May hasn't quite had Harman’s brutally gruelling history, but she too came up the hard way - because until recently, there was no other way for women to make the political ascent. She entered the Commons in 1997, the nadir of modern Conservative fortunes. Her parliamentary career began in failure and ignominy. It's also worth noting that the 1997 election returned just 120 female MPs, and just 13 of them were Tories. Will someone who has climbed from there to the peak, who has crawled over broken glass to reach her goal, really walk away because the job is difficult and you've made mistakes and people are saying hard words about you? I have my doubts. 

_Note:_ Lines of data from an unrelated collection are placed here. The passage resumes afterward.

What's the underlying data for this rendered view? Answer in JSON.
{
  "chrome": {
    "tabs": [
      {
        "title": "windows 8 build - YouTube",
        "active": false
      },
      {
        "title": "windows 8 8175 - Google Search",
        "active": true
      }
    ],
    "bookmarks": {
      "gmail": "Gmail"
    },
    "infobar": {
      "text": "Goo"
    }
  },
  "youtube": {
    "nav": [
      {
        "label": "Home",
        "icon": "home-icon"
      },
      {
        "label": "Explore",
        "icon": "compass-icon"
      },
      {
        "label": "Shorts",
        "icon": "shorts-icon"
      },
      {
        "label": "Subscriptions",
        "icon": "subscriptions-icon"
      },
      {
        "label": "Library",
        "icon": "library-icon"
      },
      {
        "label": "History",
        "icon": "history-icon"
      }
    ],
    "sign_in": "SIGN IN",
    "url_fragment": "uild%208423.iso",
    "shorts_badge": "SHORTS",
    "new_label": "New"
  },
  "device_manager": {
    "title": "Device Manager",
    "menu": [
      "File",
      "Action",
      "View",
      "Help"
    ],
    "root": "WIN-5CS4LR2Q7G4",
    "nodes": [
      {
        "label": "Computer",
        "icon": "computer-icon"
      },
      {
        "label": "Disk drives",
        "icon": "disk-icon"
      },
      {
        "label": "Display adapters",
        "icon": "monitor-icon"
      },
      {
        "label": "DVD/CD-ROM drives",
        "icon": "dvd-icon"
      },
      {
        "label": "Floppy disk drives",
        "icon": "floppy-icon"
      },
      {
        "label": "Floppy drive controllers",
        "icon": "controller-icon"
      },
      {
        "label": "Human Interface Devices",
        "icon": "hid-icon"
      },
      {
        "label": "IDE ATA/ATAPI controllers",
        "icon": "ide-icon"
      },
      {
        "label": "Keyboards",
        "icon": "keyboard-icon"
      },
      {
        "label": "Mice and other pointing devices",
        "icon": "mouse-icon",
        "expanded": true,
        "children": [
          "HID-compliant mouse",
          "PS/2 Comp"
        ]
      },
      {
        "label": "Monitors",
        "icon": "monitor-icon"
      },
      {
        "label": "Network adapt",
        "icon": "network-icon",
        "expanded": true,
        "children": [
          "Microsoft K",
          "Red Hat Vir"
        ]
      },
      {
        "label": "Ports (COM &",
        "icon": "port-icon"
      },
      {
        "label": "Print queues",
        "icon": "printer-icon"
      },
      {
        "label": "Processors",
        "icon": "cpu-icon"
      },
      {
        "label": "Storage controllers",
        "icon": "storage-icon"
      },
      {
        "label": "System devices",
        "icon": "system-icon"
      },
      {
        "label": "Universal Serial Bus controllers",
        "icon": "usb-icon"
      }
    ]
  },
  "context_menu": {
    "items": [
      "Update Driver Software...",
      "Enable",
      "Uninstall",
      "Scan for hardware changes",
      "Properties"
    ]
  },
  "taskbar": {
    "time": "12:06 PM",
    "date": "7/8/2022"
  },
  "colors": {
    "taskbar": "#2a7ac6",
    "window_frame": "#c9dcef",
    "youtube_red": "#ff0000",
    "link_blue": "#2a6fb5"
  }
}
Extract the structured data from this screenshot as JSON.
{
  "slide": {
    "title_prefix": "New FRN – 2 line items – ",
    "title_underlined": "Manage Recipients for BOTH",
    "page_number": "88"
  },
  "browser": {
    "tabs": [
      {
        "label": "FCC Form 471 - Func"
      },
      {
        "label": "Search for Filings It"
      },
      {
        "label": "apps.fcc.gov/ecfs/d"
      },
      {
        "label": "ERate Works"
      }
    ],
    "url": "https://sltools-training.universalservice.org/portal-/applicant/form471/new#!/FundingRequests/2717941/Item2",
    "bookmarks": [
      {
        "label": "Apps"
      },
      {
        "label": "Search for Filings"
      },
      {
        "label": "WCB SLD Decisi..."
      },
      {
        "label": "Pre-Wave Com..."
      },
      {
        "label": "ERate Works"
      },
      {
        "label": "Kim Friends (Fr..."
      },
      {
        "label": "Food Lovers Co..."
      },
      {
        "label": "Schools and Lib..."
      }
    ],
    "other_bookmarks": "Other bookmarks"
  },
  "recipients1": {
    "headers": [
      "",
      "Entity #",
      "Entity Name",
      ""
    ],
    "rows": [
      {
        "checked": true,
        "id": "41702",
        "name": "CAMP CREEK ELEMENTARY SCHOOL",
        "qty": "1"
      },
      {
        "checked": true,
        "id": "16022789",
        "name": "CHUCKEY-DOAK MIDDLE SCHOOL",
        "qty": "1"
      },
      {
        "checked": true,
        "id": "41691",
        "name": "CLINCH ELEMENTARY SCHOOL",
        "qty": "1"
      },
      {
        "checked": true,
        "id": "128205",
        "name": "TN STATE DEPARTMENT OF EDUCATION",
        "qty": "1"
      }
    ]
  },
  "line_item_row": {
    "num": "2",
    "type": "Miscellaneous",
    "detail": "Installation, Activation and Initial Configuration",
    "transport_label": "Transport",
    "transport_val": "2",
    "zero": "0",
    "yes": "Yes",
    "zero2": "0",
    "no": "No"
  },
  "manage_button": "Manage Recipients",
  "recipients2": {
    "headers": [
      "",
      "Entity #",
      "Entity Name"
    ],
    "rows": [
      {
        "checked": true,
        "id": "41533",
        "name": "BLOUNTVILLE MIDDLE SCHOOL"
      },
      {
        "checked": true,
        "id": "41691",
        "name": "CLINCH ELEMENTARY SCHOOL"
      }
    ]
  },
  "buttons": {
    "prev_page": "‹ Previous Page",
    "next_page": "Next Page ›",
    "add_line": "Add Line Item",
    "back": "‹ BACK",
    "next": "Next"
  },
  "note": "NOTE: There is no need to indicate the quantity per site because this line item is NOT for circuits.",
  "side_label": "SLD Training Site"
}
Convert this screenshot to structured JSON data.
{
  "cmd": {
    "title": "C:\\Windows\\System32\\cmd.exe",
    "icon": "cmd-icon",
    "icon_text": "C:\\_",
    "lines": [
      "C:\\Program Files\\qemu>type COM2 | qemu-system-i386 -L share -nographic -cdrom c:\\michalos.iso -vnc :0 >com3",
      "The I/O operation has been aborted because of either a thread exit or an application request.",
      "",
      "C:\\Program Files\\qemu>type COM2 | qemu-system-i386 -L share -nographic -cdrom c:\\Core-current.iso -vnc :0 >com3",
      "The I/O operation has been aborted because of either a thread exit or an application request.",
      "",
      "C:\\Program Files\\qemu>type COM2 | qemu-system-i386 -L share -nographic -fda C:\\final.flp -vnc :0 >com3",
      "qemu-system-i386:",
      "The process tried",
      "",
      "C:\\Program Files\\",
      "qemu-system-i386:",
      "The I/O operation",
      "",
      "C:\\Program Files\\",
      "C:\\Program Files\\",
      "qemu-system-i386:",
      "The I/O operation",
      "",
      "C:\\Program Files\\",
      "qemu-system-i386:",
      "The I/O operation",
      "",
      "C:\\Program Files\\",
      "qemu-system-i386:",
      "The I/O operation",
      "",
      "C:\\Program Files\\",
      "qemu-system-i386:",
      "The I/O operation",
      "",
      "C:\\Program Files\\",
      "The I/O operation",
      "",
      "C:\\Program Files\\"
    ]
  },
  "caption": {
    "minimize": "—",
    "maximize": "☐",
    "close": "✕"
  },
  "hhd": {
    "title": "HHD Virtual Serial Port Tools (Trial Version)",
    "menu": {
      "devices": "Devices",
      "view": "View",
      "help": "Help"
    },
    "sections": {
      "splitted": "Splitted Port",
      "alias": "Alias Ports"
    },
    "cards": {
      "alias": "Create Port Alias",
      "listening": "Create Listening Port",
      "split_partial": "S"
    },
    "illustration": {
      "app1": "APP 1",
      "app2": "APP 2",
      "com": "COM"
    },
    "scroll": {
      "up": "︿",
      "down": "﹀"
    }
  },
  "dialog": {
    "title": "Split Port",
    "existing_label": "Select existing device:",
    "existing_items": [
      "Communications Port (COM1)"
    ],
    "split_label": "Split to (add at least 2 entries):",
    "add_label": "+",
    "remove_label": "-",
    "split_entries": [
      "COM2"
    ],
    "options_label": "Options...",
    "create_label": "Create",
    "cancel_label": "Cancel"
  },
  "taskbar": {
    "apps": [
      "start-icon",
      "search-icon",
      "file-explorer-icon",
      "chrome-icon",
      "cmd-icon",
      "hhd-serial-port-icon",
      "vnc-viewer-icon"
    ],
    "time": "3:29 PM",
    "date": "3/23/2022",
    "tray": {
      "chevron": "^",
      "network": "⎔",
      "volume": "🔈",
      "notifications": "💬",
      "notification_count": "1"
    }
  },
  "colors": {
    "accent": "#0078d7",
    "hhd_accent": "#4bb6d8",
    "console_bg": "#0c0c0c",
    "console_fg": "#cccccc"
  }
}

Yes, she's lost Nick and Fiona, but she’ll never lose Philip. The May marriage is formidable, and it means it is never wholly accurate to describe the Prime Minister as 'isolated'. Power is lonely, but she is not, in the most important sense, alone in No 10. May’s survival is far from certain. The weeks before the summer recess will be long and awful, and the story of Theresa May as a broken leader may never change: everything she ever does may always be seen through the lens of failure.

But what if she does survive? What if she does stay the course over these next, dreadful weeks? Could a new story begin, a story of a woman who did not buckle, who did not yield? A woman who made mistakes but stuck around to answer for them and put them right. A woman who proved the men wrong. Telling that story would require many qualities and assets May might well lack, including a good deal of luck. 

But it is a story that could hold some appeal for a nation that cherishes the underdog and that has, from Splendid Isolation to 'Very well, alone' and now Brexit, liked to imagine itself standing alone and defiant against all adversity. There’s a reason 'He Who Would Valiant Be' remains a favourite hymn: there's no discouragement will make us once relent. If the PM, undoubtedly beset round with dismal stories, can show Britain she’s still a pilgrim, her story is not over.

This is not, I repeat, a prediction. I am not saying that Theresa May will survive to regain respect and even admiration. I am merely saying it is possible. Recent experience suggests we should all be wary of forecasting.  But it also suggests we should also be wary of ruling out things just because they look impossible today.